A hyponym is a linguistics term which refers to a word that is more specific than an umbrella or parent word. For us an example would be the English people, a hyponym as it’s more specific than the British people (England is just a part of Britain). The parent or umbrella word is known as a hyperonym or hypernym.
A toponym is a name for a particular place. Examples include New York City, the Appalachian Mountains, and Australia.
A metanym is a word or name for a place, thing, or group of people that is defunct or rejected because another, more valid name exists and is in use.
A metonym is a specific word of phrase used in a broader sense; when a concept or thing gets referred to by a word that means something similar. For example, the US government in the news is often referred to as “Washington,” as that’s where most federal government activity takes place.
An acronym is a type of abbreviation which is formed from a longer name or phrase. For places, that could be NYC’s Soho district, for the area SOuth of HOuston Street.
Places like LA and NYC are sometimes confused to be acronyms, but they are actually initialisms, as you say each letter separately when speaking aloud.
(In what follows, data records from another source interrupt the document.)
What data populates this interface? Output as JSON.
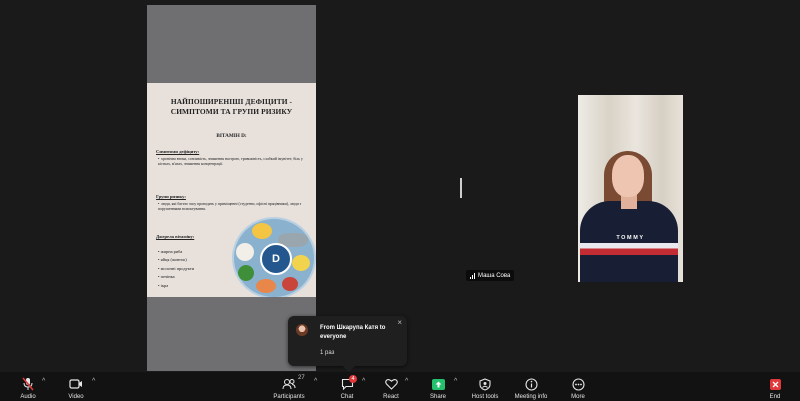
{
  "slide": {
    "title": "НАЙПОШИРЕНІШІ ДЕФІЦИТИ - СИМПТОМИ ТА ГРУПИ РИЗИКУ",
    "subtitle": "ВІТАМІН D:",
    "symptoms_heading": "Симптоми дефіциту:",
    "symptoms_text": "хронічна втома, сонливість, зниження настрою, тривожність, слабкий імунітет, біль у кістках, м'язах, зниження концентрації.",
    "risk_heading": "Групи ризику:",
    "risk_text": "люди, які багато часу проводять у приміщенні (студенти, офісні працівники), люди з порушеннями всмоктування.",
    "sources_heading": "Джерела вітаміну:",
    "sources": [
      "жирна риба",
      "яйця (жовток)",
      "молочні продукти",
      "печінка",
      "ікра"
    ],
    "plate_letter": "D"
  },
  "camera": {
    "participant_name": "Маша Сова",
    "shirt_text": "TOMMY"
  },
  "chat_toast": {
    "title": "From Шкарупа Катя to everyone",
    "message": "1 раз",
    "close": "×"
  },
  "toolbar": {
    "audio": "Audio",
    "video": "Video",
    "participants": "Participants",
    "participants_count": "27",
    "chat": "Chat",
    "chat_badge": "4",
    "react": "React",
    "share": "Share",
    "host_tools": "Host tools",
    "meeting_info": "Meeting info",
    "more": "More",
    "end": "End",
    "caret": "^"
  },
  "colors": {
    "toolbar_bg": "#121212",
    "share_green": "#23c16b",
    "end_red": "#e0383b",
    "muted_red": "#e0383b"
  }
}
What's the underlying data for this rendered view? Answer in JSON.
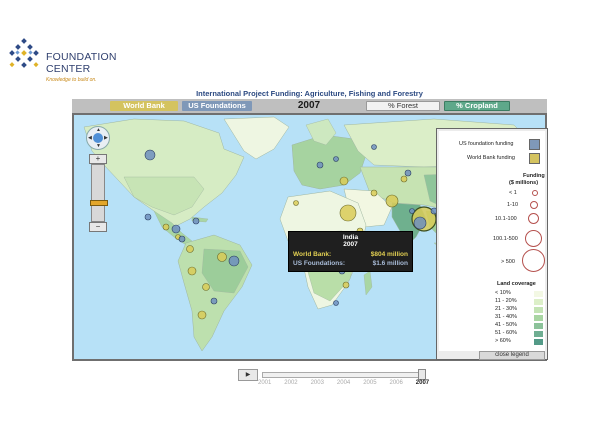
{
  "brand": {
    "name_line1": "FOUNDATION",
    "name_line2": "CENTER",
    "tagline": "Knowledge to build on."
  },
  "app_title": "International Project Funding: Agriculture, Fishing and Forestry",
  "toolbar": {
    "world_bank_label": "World Bank",
    "us_foundations_label": "US Foundations",
    "year": "2007",
    "forest_label": "% Forest",
    "cropland_label": "% Cropland"
  },
  "colors": {
    "world_bank": "#d4c35f",
    "us_foundations": "#7f98b8",
    "cropland_active": "#5ea88a",
    "ocean": "#b7e1f7"
  },
  "map_control": {
    "pan_icon": "compass-icon",
    "zoom_in_label": "+",
    "zoom_out_label": "−",
    "zoom_level": 0.3
  },
  "tooltip": {
    "country": "India",
    "year": "2007",
    "world_bank_label": "World Bank:",
    "world_bank_value": "$804 million",
    "us_foundations_label": "US Foundations:",
    "us_foundations_value": "$1.6 million"
  },
  "legend": {
    "us_foundation_funding": "US foundation funding",
    "world_bank_funding": "World Bank funding",
    "funding_title_1": "Funding",
    "funding_title_2": "($ millions)",
    "funding_levels": [
      "< 1",
      "1-10",
      "10.1-100",
      "100.1-500",
      "> 500"
    ],
    "land_coverage_title": "Land coverage",
    "coverage_levels": [
      "< 10%",
      "11 - 20%",
      "21 - 30%",
      "31 - 40%",
      "41 - 50%",
      "51 - 60%",
      "> 60%"
    ],
    "coverage_colors": [
      "#f3f8e4",
      "#dcefc8",
      "#c3e3b4",
      "#a8d5a2",
      "#8cc29a",
      "#6fae92",
      "#539a87"
    ],
    "close_label": "close legend"
  },
  "timeline": {
    "play_icon": "play-icon",
    "years": [
      "2001",
      "2002",
      "2003",
      "2004",
      "2005",
      "2006",
      "2007"
    ],
    "selected_year": "2007"
  }
}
POTUS is an acronym (President of the United States), however, because we read it aloud as POH-tuhs.
A geonym is a name for a particular geographical feature, such as Pike’s Peak or the Aldridge Promontory.
An odonym, sometimes spelled as hodonym, is a specific name for a particular road or street. “Main Street” is the odonym for a specific street in many towns you’ll find when traveling around the United States, for example.
Check out our guide to understand the differences between odonyms such as streets vs roads vs avenues.
A hydronym is the name given to a particular body of water, such as the Nile for the longest river in Africa.
A hypocoronym, also known as a hypocorism or hypocoristicon, is a diminutive form of a name, often used colloquially, admiringly, and with familiarity; a term of endearment. An example would be in Slavic culture, where it’s common for most given names to have diminutive versions, such as Masha for Maria (Ukrainian) or Kuba for Jakub (Polish).
A linguonym is the name of a language, sometimes known as a glossonym. Dutch, Swahili, Punjabi, and Spanish are all linguonyms for the languages they represent.
An oronym is the name for a hill or mountain, a subset of toponyms specifically for these types of geography. The Carpathian Mountains is the oronym for the mountain range running through parts of Central Asia and Eastern Europe, for example.
A theonym is the name of a particular god, goddess, or other deity. For example, Hasamelis was the god of travelers in Mesopotamian folklore.
Well, there you have it! Hopefully this quick look at -onyms was helpful and insightful and you now know the meanings of ethnonyms, endonyms, autonyms, toponyms, and more. If you have a question, comment, or another onym that should be on our list, write to us below in the comments, and thanks for reading!